# Clohessy - Wiltshire equations for use in Asteroid "chasing"

So I'm actually a student studying this sorta thing, and an assignment I have is to chase/rendezvous with an asteroid. I've done my reading on the C-W equations (what little I could understand) and from what I can gather, these are general equations who care not for what they are being used to chase.

Essentially my question is, am I correct in thinking that they can be used to calculate motion/delta V to close the distance on an asteroid, just as well as the ISS/any other Space Station?

Yes, I believe. Mathematically, orbits around single bodies "care not".

Your link says that this is only a first order solution (an approximation) and applies only to approaches to objects in circular orbits (by objects which are in elliptical or circular orbits) and so you have to keep that in mind, but since the Sun's gravity field is much closer to being spherically symmetric at asteroid distances than Earth's gravity field is at LEO distances, it is even more appropriate to use the way you are proposing than in Earth orbit in some ways.

However, your particular asteroid will need to be in a circular orbit for this approximation to work correctly.

Go for it! If you have any problems, post a new question showing some details of your calculations.

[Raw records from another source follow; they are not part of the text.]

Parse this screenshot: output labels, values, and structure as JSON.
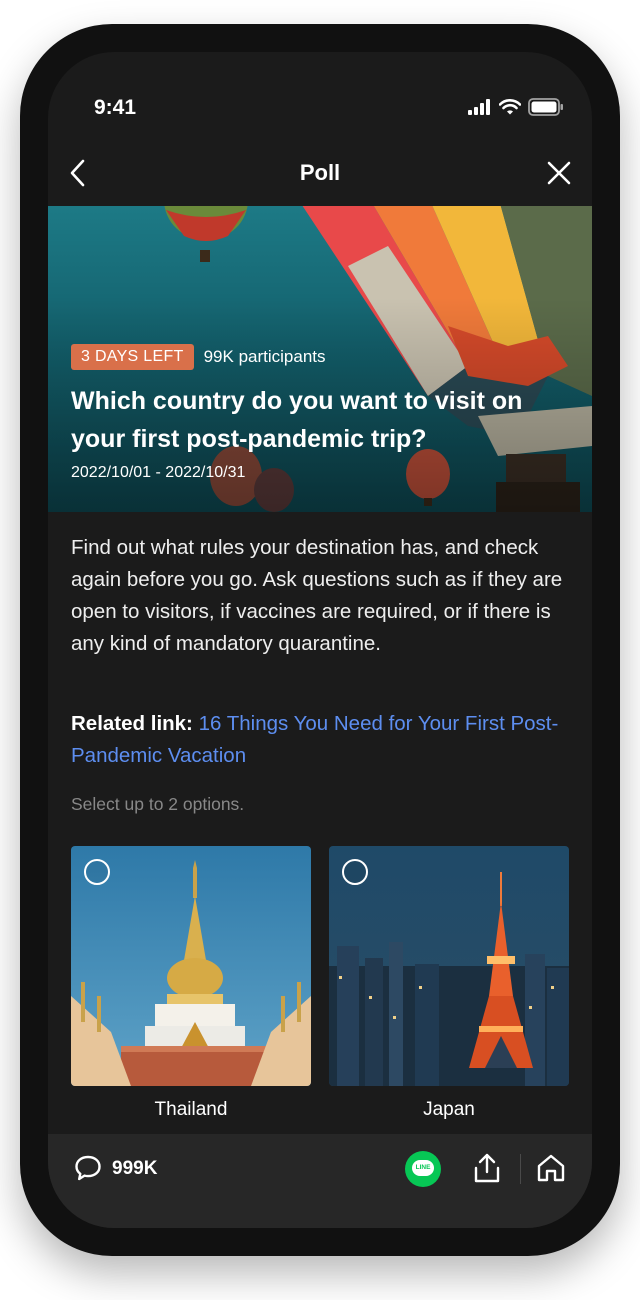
{
  "status_bar": {
    "time": "9:41",
    "icons": [
      "signal-icon",
      "wifi-icon",
      "battery-icon"
    ]
  },
  "nav": {
    "title": "Poll",
    "back_icon": "chevron-left-icon",
    "close_icon": "close-icon"
  },
  "hero": {
    "badge": "3 DAYS LEFT",
    "participants": "99K participants",
    "title": "Which country do you want to visit on your first post-pandemic trip?",
    "dates": "2022/10/01 - 2022/10/31"
  },
  "description": "Find out what rules your destination has, and check again before you go. Ask questions such as if they are open to visitors, if vaccines are required, or if there is any kind of mandatory quarantine.",
  "related": {
    "label": "Related link:",
    "link_text": "16 Things You Need for Your First Post-Pandemic Vacation"
  },
  "hint": "Select up to 2 options.",
  "options": [
    {
      "label": "Thailand"
    },
    {
      "label": "Japan"
    }
  ],
  "bottom_bar": {
    "comment_count": "999K",
    "line_label": "LINE"
  },
  "colors": {
    "badge": "#d9704a",
    "link": "#5d8ef0",
    "line_green": "#07c755",
    "background": "#1b1b1b"
  }
}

• Ah, one final question, prior to me attempting my calculations. The asteroid is spinning, does that affect the moving frame of reference? Feb 9, 2018 at 13:13
• @HarveyRael. Asteroid rotation does not affect the dynamics as stated by HCW equations since you do not care about asteroid gravity field. However, if you want to chase a point relative to the asteroid, you have to keep in mind that this point will be rotating in the HCW frame. The equivalent of the HCW equations for elliptic orbits are the Tschauner-Hempel equations, although they are a LTV system, a "simple" state transition matrix was derived by Yamanaka-Ankersen in 2002: "New State Transition Matrix for Relative Motion on an Arbitrary Elliptical Orbit". Feb 9, 2018 at 14:21
• @uhoh Your help was excellent. Did some calculations, and they turned out to be fairly reasonable, while not seeming too large or too small. I am considering writing a full blown paper on it now! Feb 11, 2018 at 12:03
• @uhoh I went from hot, to not so hot in a day! For some reason, my delta v figure is only time variant, and appears to be distance invariant. That shouldn't be the case I'm pretty sure? Can I post an example of my calulations? Feb 12, 2018 at 15:29
• @uhoh update for you as I thought you might be interested, given how much you helped! The problem this question solved was part of a group project which has since been accepted to be published in the conference proceedings at the 69th IAF Conference this year! So many many thanks! Jul 24, 2018 at 0:41